§ About this task
Copy out every line of the data where the word "icon" is found.

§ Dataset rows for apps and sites

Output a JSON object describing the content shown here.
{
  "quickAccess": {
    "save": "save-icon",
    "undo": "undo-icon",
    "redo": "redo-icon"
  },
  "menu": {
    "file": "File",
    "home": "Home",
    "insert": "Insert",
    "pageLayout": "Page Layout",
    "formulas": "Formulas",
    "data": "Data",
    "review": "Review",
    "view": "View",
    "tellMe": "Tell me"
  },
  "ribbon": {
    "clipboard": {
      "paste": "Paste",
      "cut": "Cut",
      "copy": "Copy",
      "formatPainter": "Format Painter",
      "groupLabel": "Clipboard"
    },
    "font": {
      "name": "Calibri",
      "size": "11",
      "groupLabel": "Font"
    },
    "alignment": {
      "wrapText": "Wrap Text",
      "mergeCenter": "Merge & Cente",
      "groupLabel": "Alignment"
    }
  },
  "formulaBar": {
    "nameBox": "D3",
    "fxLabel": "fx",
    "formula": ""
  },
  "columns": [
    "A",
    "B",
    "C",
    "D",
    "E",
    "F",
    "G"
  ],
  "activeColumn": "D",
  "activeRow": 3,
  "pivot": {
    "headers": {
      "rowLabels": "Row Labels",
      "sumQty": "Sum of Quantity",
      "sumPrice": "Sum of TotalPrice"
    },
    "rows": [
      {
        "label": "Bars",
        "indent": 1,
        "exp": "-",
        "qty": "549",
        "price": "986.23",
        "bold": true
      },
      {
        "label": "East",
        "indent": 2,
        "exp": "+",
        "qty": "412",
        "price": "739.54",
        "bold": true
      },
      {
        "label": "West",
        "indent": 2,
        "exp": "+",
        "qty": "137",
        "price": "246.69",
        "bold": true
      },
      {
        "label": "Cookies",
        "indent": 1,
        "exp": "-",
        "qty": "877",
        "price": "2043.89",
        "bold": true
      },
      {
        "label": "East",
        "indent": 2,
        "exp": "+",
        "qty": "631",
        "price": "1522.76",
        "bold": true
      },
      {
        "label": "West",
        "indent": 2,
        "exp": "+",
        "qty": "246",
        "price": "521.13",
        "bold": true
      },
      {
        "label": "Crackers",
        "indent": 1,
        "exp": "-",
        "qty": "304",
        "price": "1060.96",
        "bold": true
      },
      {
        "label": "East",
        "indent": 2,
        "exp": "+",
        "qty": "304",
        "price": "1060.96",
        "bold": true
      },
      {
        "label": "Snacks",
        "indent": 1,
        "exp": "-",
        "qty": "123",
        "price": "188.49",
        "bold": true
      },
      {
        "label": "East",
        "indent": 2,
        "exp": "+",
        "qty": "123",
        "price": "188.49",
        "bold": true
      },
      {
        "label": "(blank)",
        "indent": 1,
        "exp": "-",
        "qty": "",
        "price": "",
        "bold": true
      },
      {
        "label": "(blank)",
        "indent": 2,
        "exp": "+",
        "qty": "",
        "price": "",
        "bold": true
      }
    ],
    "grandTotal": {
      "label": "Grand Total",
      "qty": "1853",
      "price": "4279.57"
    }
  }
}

§ Output of the exercise
    "save": "save-icon",
    "undo": "undo-icon",
    "redo": "redo-icon"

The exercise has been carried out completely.